Three years ago I wrote an article called “Summer Welcoming,” where I personally wondered, “By the end of the summer, will I know my neighbors? Will we have many of them in our home in the next few months? Will we take risks to connect, even with those who are different from us?”
Bill and I were new to our neighborhood and our city, and we saw this move as an opportunity to start fresh without many obligations. So we intentionally reserved time to connect with neighbors.
Before I tell you, ponder this question: “This summer, how can I grow in relationship with people where I live, work, or play?" Here are some ideas:
- Invite someone to eat lunch with you. Brown bag it together at work or sit on the back patio together or _____________ (fill in the blank), and learn that person’s stories. Try asking, “What three or four events have shaped your life?”
- Sit on the porch in the cool of the evening with glasses and a pitcher of lemonade or iced tea for anyone who walks by. If your kids are outside playing, hang out with them and talk to neighbors who happen by.
- Take walks around the neighborhood. Plan to stop and talk if you get the chance. Ask people where they are from, what brought them to this place, what hobbies they enjoy. Listen lots!
- Host a neighborhood barbecue—potluck-style. The ideas in the Q Place resource Neighborhood Cookouts make it easy. (In Gurnee, IL, ten churches have set a goal this summer to host 100 backyard barbecues with neighbors!)
- Arrange playdates with neighborhood kids and get to know their mothers. Build common ground.
- Participate in neighborhood events like Fourth of July parades. Be seen in the neighborhood.
- Host a family movie night (with popcorn) or a picnic at a nearby park.

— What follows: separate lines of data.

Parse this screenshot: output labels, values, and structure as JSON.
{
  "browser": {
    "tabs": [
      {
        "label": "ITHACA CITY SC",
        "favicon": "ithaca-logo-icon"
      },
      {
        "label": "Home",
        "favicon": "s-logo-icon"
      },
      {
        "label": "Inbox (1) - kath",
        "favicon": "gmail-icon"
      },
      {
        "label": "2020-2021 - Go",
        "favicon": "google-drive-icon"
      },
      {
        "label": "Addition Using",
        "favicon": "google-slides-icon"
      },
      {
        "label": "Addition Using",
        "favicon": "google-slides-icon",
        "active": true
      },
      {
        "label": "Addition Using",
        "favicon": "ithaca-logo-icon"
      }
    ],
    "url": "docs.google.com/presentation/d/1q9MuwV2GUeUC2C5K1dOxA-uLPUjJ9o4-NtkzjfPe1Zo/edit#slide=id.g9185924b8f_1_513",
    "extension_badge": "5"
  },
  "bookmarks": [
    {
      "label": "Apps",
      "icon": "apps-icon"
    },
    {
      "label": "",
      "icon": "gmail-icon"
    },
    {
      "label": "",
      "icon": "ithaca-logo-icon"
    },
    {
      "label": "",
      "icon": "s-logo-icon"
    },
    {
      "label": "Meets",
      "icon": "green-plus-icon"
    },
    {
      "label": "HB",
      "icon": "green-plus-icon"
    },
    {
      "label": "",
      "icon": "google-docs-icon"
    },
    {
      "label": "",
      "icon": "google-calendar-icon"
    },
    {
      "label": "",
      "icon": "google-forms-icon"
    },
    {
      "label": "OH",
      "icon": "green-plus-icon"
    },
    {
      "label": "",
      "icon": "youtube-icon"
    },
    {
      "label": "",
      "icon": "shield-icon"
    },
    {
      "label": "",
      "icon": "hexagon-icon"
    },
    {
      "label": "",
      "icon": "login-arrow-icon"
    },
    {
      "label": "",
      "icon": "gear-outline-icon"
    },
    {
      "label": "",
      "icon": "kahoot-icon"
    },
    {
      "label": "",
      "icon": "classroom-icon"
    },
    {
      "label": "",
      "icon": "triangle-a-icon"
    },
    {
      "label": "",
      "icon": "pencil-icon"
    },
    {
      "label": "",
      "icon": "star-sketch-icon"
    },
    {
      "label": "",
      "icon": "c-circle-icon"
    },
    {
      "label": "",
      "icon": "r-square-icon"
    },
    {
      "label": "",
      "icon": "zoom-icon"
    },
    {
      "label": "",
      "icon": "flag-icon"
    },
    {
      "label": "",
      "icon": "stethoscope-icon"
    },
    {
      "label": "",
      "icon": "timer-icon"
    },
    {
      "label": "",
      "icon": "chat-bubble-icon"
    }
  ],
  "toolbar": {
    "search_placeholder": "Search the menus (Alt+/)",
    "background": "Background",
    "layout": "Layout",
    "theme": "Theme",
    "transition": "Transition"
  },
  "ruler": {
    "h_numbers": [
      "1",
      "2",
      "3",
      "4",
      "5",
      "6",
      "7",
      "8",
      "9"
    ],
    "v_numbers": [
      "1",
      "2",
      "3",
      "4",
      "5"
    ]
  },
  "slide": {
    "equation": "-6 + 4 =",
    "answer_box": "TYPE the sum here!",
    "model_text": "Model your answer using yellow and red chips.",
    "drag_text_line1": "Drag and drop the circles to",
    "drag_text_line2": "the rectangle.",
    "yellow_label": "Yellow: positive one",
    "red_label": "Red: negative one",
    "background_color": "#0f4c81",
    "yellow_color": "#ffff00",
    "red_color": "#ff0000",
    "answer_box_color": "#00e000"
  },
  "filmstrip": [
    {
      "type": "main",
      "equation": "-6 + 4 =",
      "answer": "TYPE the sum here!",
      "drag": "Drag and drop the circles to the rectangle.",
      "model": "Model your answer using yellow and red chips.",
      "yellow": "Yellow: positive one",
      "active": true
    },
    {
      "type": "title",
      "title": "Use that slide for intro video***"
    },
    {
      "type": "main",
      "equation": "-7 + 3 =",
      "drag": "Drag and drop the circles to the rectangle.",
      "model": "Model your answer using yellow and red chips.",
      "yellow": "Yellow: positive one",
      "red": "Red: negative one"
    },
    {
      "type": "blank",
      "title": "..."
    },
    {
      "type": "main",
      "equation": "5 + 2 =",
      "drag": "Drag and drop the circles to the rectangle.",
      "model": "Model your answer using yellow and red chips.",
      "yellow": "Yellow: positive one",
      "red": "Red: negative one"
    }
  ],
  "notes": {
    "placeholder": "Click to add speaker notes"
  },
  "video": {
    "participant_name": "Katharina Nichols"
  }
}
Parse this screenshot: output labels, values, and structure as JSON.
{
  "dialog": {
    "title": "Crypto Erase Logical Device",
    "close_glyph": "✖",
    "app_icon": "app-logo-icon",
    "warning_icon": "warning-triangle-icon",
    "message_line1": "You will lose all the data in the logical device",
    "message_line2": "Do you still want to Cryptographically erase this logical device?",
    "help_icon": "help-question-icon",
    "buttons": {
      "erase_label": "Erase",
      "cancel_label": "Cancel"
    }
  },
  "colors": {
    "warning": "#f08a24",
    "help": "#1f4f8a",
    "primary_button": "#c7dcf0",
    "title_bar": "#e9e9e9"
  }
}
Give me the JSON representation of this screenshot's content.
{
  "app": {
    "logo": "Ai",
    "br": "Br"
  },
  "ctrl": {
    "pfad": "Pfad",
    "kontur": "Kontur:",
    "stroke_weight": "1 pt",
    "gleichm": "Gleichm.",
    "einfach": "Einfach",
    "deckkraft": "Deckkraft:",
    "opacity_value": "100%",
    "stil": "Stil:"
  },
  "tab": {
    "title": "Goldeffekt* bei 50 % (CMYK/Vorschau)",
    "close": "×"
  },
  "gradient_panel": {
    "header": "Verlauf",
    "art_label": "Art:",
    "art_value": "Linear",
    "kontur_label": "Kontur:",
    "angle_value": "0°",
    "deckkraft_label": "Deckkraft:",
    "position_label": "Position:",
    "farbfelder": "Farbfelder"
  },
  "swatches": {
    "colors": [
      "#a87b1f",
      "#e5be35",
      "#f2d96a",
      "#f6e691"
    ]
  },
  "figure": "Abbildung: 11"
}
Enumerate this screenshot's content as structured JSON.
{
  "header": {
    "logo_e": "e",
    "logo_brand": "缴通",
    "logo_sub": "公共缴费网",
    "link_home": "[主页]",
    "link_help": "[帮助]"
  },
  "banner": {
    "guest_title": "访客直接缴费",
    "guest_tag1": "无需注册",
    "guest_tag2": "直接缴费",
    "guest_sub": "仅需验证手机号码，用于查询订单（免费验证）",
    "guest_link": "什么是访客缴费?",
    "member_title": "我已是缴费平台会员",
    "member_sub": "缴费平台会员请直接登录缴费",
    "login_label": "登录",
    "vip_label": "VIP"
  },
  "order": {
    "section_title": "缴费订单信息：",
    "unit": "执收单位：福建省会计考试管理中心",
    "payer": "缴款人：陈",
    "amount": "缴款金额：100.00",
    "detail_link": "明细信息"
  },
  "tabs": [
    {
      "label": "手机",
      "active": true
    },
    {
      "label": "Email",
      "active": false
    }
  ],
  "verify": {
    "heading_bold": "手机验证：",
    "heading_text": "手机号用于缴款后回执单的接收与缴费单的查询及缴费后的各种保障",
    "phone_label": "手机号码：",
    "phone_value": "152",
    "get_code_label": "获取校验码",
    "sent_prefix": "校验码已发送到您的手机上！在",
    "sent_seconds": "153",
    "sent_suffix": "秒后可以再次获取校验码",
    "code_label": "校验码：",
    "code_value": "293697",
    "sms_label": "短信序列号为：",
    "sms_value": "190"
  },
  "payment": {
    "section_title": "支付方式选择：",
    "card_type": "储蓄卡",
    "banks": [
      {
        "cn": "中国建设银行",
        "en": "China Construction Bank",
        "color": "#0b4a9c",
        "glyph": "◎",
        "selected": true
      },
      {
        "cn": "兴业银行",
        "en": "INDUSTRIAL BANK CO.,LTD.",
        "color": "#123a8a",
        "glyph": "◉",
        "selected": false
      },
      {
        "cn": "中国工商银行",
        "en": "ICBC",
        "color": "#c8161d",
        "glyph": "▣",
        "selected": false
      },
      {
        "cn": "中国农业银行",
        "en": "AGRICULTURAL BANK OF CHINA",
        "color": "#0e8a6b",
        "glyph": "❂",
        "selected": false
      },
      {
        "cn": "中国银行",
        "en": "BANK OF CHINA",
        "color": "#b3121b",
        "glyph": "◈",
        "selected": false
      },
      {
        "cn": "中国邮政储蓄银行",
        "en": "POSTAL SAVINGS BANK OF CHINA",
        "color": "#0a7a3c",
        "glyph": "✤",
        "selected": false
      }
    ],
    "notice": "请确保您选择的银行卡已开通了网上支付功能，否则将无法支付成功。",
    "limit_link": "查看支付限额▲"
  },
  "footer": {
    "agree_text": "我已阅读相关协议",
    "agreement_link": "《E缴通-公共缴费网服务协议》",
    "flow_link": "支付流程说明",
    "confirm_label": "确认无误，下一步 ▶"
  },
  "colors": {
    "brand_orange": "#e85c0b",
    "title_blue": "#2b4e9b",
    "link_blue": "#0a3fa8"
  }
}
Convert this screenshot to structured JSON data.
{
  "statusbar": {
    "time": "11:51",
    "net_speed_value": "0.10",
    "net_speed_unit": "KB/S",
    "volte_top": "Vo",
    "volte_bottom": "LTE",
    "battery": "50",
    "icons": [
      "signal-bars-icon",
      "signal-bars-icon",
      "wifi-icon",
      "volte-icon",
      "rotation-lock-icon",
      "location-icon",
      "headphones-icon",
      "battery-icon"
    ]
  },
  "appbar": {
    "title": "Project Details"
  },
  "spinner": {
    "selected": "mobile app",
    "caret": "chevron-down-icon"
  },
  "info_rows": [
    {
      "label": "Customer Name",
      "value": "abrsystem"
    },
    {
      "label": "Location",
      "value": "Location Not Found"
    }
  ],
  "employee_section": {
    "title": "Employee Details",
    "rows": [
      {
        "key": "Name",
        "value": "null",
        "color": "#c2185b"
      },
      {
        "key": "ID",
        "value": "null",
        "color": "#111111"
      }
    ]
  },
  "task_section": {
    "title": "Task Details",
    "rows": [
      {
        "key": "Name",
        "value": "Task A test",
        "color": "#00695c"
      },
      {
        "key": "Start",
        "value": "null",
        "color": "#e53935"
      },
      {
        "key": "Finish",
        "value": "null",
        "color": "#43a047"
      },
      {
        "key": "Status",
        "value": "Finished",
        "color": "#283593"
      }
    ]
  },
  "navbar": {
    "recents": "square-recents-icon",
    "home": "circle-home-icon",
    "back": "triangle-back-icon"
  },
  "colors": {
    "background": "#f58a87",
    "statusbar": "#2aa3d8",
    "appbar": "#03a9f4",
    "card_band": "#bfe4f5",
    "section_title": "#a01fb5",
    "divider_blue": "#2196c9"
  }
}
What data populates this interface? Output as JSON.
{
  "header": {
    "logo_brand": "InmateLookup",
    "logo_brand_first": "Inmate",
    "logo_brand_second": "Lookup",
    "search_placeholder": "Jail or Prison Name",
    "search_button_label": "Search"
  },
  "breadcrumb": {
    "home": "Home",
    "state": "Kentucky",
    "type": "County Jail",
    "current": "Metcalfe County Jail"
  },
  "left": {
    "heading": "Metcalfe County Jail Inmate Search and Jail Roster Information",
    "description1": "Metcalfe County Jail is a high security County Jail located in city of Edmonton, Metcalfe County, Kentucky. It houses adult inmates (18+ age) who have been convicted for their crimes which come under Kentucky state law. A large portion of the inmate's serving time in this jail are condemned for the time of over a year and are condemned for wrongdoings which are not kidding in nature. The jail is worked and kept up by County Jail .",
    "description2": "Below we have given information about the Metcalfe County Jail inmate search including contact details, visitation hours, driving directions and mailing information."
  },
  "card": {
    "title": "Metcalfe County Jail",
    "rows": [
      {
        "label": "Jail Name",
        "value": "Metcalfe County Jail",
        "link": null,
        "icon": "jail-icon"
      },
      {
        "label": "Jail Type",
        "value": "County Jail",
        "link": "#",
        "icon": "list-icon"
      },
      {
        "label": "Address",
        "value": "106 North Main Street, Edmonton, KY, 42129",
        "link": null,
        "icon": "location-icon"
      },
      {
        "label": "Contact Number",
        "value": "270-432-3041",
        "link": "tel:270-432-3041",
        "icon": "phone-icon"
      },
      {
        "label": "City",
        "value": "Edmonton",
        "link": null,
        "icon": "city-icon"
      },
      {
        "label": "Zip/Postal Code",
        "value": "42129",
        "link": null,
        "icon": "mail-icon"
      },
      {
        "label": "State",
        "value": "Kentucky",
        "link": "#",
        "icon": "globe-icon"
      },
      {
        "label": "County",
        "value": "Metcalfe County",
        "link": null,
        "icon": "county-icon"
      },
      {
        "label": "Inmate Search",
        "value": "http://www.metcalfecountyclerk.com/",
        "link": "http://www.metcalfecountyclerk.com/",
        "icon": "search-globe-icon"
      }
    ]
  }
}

- Introduce yourself to new neighbors with a plate of goodies, and offer to help them get to know your area.
- Host a dessert night to get to know neighbors. You could provide ice cream and ask others to bring toppings. For a fun way to get to know people, use The Complete Book of Questions (lower numbers) as a game. (Whoever wants to participate picks a number, but no one has to answer any question they don’t want to answer.)
- For the ambitious: Host a concert in your yard using a local band. Serve snacks and drinks. Or plan a neighborhood block party. Block off the street, put out grills, and hang out.
So how did we do that summer?
Well, in the evenings we sat on the front porch and talked with people who went by. We also stopped to talk while we were out walking. (Our community mailbox helped with that!) Bill went on a bike ride with a neighbor. I took walks with a neighbor and had another one over for tea and got to know her story. We often took our grandkids swimming and talked with neighbors who were at the pool. We also went with neighbors to a city council meeting and to a neighborhood BBQ. That summer there were lots of random connections, and by summer’s end, we did know a lot of neighbors. Since then, the relationships have continued to build through many activities, and this summer we are confident that we have earned the right to invite many of them to a 6-week summertime Q Place!
How will you take advantage of this summer to connect with people—especially those who might be open to spiritual conversations?
Q Place Blog Editor